**Problem to work on**
Start to finish, write out the entries exactly, leaving the pictures aside.

*** Opening Data in this exercise ***

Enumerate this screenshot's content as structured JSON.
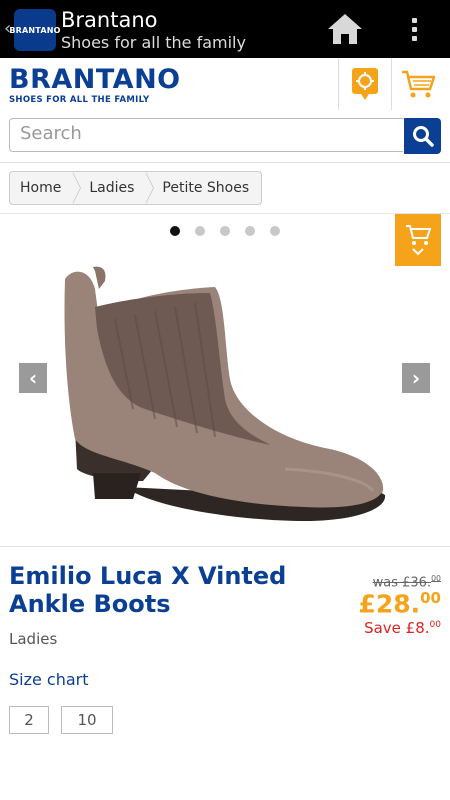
{
  "appbar": {
    "logo_text": "BRANTANO",
    "title": "Brantano",
    "subtitle": "Shoes for all the family",
    "icons": [
      "chevron-left-icon",
      "home-icon",
      "overflow-menu-icon"
    ]
  },
  "header": {
    "brand_name": "BRANTANO",
    "brand_tagline": "SHOES FOR ALL THE FAMILY",
    "icons": [
      "store-locator-icon",
      "cart-icon"
    ],
    "accent_color": "#f5a31a",
    "brand_color": "#0a3f93"
  },
  "search": {
    "placeholder": "Search",
    "button_icon": "search-icon"
  },
  "breadcrumb": [
    "Home",
    "Ladies",
    "Petite Shoes"
  ],
  "gallery": {
    "image_count": 5,
    "active_index": 0,
    "prev_label": "‹",
    "next_label": "›",
    "quick_cart_icon": "cart-icon"
  },
  "product": {
    "name": "Emilio Luca X Vinted Ankle Boots",
    "category": "Ladies",
    "was_label": "was £36.",
    "was_pence": "00",
    "price_main": "£28.",
    "price_pence": "00",
    "save_label": "Save £8.",
    "save_pence": "00",
    "size_chart_label": "Size chart",
    "sizes": [
      "2",
      "10"
    ]
  }
}
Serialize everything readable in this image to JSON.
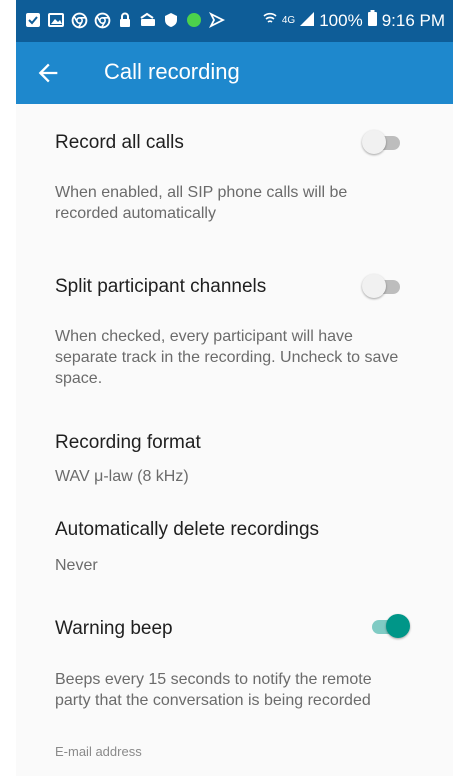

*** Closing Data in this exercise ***

**Answer space**
Enumerate this screenshot's content as structured JSON.
{
  "appbar": {
    "logo_text": "BRANTANO",
    "title": "Brantano",
    "subtitle": "Shoes for all the family",
    "icons": [
      "chevron-left-icon",
      "home-icon",
      "overflow-menu-icon"
    ]
  },
  "header": {
    "brand_name": "BRANTANO",
    "brand_tagline": "SHOES FOR ALL THE FAMILY",
    "icons": [
      "store-locator-icon",
      "cart-icon"
    ],
    "accent_color": "#f5a31a",
    "brand_color": "#0a3f93"
  },
  "search": {
    "placeholder": "Search",
    "button_icon": "search-icon"
  },
  "breadcrumb": [
    "Home",
    "Ladies",
    "Petite Shoes"
  ],
  "gallery": {
    "image_count": 5,
    "active_index": 0,
    "prev_label": "‹",
    "next_label": "›",
    "quick_cart_icon": "cart-icon"
  },
  "product": {
    "name": "Emilio Luca X Vinted Ankle Boots",
    "category": "Ladies",
    "was_label": "was £36.",
    "was_pence": "00",
    "price_main": "£28.",
    "price_pence": "00",
    "save_label": "Save £8.",
    "save_pence": "00",
    "size_chart_label": "Size chart",
    "sizes": [
      "2",
      "10"
    ]
  }
}
Serialize everything readable in this image to JSON.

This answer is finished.